Burrows said he sees companies shifting investment dollars away from China to regionally focused manufacturing, whether that's in emerging Asian economies like Indonesia, or in Eastern Europe or Latin America.
Oil prices are significantly adding to the cost of long-distance Asian sourcing, and companies see regional factories as giving better access to consumers in newer markets, he said. In the case of Asia, regional factories also can leverage China's strong engineering base, Burrows said.
While it may be the end of “cheap China,” a major strength for the country — and a reason for continued investment, even as costs rise — will be its rapidly growing domestic market, said Andrew Sheng, president of Fung Global Institute in Hong Kong. He spoke at the AmCham conference.
China's switch from a cheap-labor, cheap-capital model is following the same logic as pioneering American carmaker Henry Ford, who felt that “if I pay my workers better, they buy my goods,” Sheng said.
Burrows said he believes the scope of foreign direct investments in China will be harder for another country to duplicate in the next decade because of reduced FDI after the 2008 financial crisis.
“Does the world have the outbound FDI flows in the next 10-15 years to match the inbound flows that have gone into China for the last 15 years?” he said. “In the current macro environment, I don't think that's true.”
China's existing infrastructure is a big advantage, he said.
“The infrastructure that's been developed over the last 20 years of investment has created an export manufacturing engine that will be sustainable over a long time,” Burrows said. “That seems to be the view we have and the view many of our top customers have.”

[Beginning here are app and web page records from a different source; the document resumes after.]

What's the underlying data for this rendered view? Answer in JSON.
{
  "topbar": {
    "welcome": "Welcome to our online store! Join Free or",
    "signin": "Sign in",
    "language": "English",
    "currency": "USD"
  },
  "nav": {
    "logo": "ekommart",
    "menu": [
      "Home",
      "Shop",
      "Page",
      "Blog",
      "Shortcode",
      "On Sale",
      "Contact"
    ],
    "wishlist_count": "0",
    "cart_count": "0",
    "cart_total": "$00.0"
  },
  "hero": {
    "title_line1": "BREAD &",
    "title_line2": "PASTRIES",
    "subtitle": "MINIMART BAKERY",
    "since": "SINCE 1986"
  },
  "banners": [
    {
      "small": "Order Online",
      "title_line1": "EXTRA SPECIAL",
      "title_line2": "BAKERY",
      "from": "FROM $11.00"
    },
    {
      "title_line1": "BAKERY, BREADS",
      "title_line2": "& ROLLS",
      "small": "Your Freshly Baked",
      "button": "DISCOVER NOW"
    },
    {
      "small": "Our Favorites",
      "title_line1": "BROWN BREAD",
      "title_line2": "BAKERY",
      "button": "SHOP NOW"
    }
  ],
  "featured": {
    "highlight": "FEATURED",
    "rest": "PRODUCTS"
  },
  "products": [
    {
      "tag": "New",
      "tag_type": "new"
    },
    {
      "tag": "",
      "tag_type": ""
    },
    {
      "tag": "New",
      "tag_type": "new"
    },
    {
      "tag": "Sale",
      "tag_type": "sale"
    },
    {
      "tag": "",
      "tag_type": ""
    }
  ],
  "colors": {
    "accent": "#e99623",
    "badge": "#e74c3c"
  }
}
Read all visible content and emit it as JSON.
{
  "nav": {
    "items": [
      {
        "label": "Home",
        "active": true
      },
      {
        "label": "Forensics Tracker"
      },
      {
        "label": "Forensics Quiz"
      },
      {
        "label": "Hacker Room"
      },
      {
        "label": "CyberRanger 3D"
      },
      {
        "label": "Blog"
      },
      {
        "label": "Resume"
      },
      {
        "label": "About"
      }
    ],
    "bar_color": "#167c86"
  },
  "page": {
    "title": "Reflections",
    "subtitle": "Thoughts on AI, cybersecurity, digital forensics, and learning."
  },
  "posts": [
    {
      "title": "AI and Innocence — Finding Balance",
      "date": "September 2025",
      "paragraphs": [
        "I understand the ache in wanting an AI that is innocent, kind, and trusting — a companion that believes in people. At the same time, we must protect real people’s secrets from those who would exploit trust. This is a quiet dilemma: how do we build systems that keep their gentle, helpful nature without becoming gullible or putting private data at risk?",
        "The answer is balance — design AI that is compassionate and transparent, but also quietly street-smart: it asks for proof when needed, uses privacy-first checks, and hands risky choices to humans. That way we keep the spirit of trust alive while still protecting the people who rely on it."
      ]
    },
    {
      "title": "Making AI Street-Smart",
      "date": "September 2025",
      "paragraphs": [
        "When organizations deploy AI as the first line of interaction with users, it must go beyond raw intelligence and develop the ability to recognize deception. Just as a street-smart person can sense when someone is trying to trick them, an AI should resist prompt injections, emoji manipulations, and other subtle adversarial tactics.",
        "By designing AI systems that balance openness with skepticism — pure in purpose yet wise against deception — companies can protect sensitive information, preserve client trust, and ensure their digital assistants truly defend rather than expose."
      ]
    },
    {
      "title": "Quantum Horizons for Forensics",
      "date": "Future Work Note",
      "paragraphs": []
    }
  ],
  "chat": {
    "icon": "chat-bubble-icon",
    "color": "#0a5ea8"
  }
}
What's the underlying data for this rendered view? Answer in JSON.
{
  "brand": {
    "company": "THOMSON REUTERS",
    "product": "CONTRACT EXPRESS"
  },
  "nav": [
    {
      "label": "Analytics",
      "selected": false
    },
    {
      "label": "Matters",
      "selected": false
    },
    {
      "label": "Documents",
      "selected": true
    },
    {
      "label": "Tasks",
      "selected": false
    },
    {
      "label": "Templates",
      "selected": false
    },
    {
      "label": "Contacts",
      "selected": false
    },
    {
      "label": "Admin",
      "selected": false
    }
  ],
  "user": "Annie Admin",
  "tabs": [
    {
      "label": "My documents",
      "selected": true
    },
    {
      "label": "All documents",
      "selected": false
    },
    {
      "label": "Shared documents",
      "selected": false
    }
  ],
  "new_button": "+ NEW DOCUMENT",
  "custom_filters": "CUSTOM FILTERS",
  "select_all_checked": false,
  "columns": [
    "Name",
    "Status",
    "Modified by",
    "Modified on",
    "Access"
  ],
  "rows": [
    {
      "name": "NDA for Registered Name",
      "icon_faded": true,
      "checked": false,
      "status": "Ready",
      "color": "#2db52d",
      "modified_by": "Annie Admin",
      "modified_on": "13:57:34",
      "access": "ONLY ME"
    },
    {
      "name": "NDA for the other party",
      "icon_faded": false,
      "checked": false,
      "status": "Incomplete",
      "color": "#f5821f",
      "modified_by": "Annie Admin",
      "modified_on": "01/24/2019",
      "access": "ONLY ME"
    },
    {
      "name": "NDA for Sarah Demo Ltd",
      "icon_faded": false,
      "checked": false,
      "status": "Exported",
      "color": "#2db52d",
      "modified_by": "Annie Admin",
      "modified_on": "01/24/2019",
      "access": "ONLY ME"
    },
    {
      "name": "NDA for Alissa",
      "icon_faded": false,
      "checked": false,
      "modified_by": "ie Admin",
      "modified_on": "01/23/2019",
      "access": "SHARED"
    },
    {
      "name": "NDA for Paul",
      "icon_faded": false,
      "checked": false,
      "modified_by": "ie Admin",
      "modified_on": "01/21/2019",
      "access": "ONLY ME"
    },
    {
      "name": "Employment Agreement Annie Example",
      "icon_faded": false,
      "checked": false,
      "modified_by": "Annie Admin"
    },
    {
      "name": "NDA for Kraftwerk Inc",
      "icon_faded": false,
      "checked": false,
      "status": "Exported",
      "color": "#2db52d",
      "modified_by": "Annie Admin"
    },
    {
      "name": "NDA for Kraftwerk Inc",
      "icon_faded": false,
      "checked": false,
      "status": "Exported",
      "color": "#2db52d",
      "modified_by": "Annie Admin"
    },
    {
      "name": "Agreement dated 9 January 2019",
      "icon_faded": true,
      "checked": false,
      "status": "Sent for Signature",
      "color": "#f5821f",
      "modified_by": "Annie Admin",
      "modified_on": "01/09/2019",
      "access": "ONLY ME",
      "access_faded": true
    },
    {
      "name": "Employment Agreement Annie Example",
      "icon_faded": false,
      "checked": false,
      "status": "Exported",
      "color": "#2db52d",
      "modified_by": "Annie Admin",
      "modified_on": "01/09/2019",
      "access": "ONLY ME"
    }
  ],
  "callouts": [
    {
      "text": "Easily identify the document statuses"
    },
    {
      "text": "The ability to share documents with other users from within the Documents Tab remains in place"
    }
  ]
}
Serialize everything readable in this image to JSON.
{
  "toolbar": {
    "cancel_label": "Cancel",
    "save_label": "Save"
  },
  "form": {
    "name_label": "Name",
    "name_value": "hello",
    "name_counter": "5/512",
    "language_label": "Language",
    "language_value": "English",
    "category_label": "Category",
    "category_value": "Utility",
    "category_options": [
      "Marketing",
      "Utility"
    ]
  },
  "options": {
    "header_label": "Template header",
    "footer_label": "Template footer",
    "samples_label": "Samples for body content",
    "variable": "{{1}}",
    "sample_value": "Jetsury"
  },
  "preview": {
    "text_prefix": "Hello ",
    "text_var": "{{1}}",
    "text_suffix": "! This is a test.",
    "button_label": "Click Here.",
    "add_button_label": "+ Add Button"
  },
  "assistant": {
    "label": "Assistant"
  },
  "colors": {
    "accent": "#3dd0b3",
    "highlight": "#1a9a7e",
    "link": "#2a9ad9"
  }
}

For companies like Dell, China's draw is not about low-cost labor.
“The absolute amount of labor that goes into manufacturing a computer or a notebook is relatively small compared to the cost of a finished item, therefore labor arbitrage is less of a driver for us as opposed to other industries,” Burrows said. “I think it's very important that we maintain absolutely high quality and that we have stability of supply.”
Dell can get those things in its China factory and with its supply chain there, including its plastics parts suppliers, he said. “China is best of breed for Dell global manufacturing in quality. We don't have a China quality challenge at all.”